It is becoming a more common scenario in German Village: A large-scale development is encroaching on the largely bedroom community, with high-density projects threatening to take away parking.

And, the issues won't go away unless residents unite and help make them go away, community officials say.

The most glaring example of late is a 5-story hotel planned for 31 E. Livingston Ave., just across the border from the Brewery District.

The proposal, which has been reworked since being introduced months ago, calls for 124 units and 14 on-site parking spaces.

German Village Society officials have proposed a call to action in response to the plans.

Shiloh Todorov, executive director of the Society, said officials will pen a "strong letter" to the German Village Commission outlining community concerns and stating sections of the guidelines and city code that correspond to those concerns. The Society Board of Trustees will write one letter related to the hotel project and one letter related to an apartment project proposed for 247-281 E. Livingston.

Community members are encouraged to coordinate presentations as they relate to each project at the German Village Commission meeting scheduled for Tuesday, Aug. 7. The development proposals are likely to be on the agenda.

Society officials said they further hope to engage the organization's Civic Relations Committee in two primary ways -- work their networks using the board's letter to get the German Village talking points to decision-makers and create a template for the Society to follow when such project proposals arise, including measures such as communication, advocacy, community meetings and direct contact with officials, Todorov said.

Society leadership addressed the issue of commercial development July 24 at a gathering in the German Village Meeting Haus. An estimated 200 people packed Fest Hall to ask questions and complain about the projects, none of which has passed the city's planning stages.

The meeting mostly served as a sounding board for disgruntled residents but also as an informational session on just who is exactly responsible for approval of such developments.

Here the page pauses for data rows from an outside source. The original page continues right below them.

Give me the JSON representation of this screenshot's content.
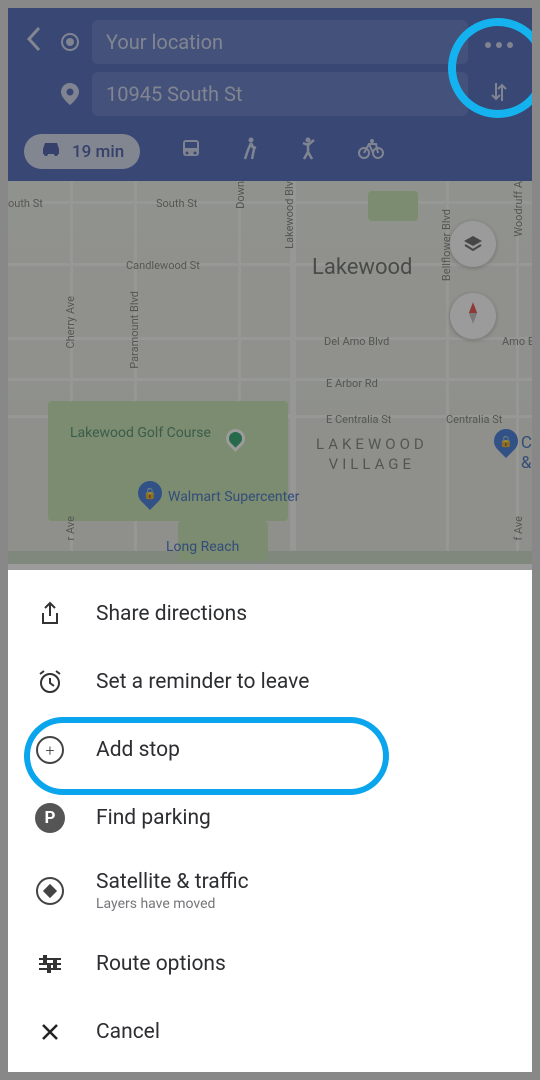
{
  "header": {
    "origin": "Your location",
    "destination": "10945 South St"
  },
  "modes": {
    "drive_time": "19 min"
  },
  "map": {
    "streets": {
      "south_w": "outh St",
      "south": "South St",
      "downey_v": "Down",
      "lakewood_blvd_v": "Lakewood Blv",
      "candlewood": "Candlewood St",
      "bellflower_v": "Bellflower Blvd",
      "woodruff_v": "Woodruff A",
      "cherry_v": "Cherry Ave",
      "paramount_v": "Paramount Blvd",
      "delamo": "Del Amo Blvd",
      "amo_e": "Amo Blv",
      "earbor": "E Arbor Rd",
      "ecentralia": "E Centralia St",
      "centralia_e": "Centralia St",
      "longbeach": "Long Reach",
      "rave_v": "r Ave",
      "fave_v": "f Ave"
    },
    "city": "Lakewood",
    "village_line1": "LAKEWOOD",
    "village_line2": "VILLAGE",
    "golf": "Lakewood Golf Course",
    "walmart": "Walmart Supercenter",
    "co": "C\n&"
  },
  "menu": {
    "share": "Share directions",
    "reminder": "Set a reminder to leave",
    "addstop": "Add stop",
    "parking": "Find parking",
    "satellite": "Satellite & traffic",
    "satellite_sub": "Layers have moved",
    "route": "Route options",
    "cancel": "Cancel"
  }
}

The big takeaway included identifying that the German Village Commission -- the architectural-review board for the neighborhood -- is responsible for issuing certificates of appropriateness for all exterior enhancements, from doorknobs to additions, and it offers recommendations about proposals.

The city of Columbus and its various boards often have the final approval of variance and zoning matters.

The Society, meanwhile, generally stays on the sidelines of controversial issues but has slowly gotten more involved.

"Because of interest from neighbors, the society will explore the appropriate role of an attorney in these processes," Todorov said.

Also, the society leadership wants to "ask the developers, and back it with city input, to provide traffic and/or parking studies related to their variance requests," she said.

Most of the people who spoke at the July 24 meeting were adamantly opposed to the hotel, to be owned by Luxe Hotels and represented by Jonathan Barnes of Jonathan Barnes Architecture and Design.

But David Taylor, who spoke after the meeting, had a different take.

"I'm not against it," Taylor said. "I'm not against progress."

The alternative could be a future vacant lot, he said.

"I think we are overbuilding apartments in our city," Taylor said. "I'm more worried about our infrastructure than parking."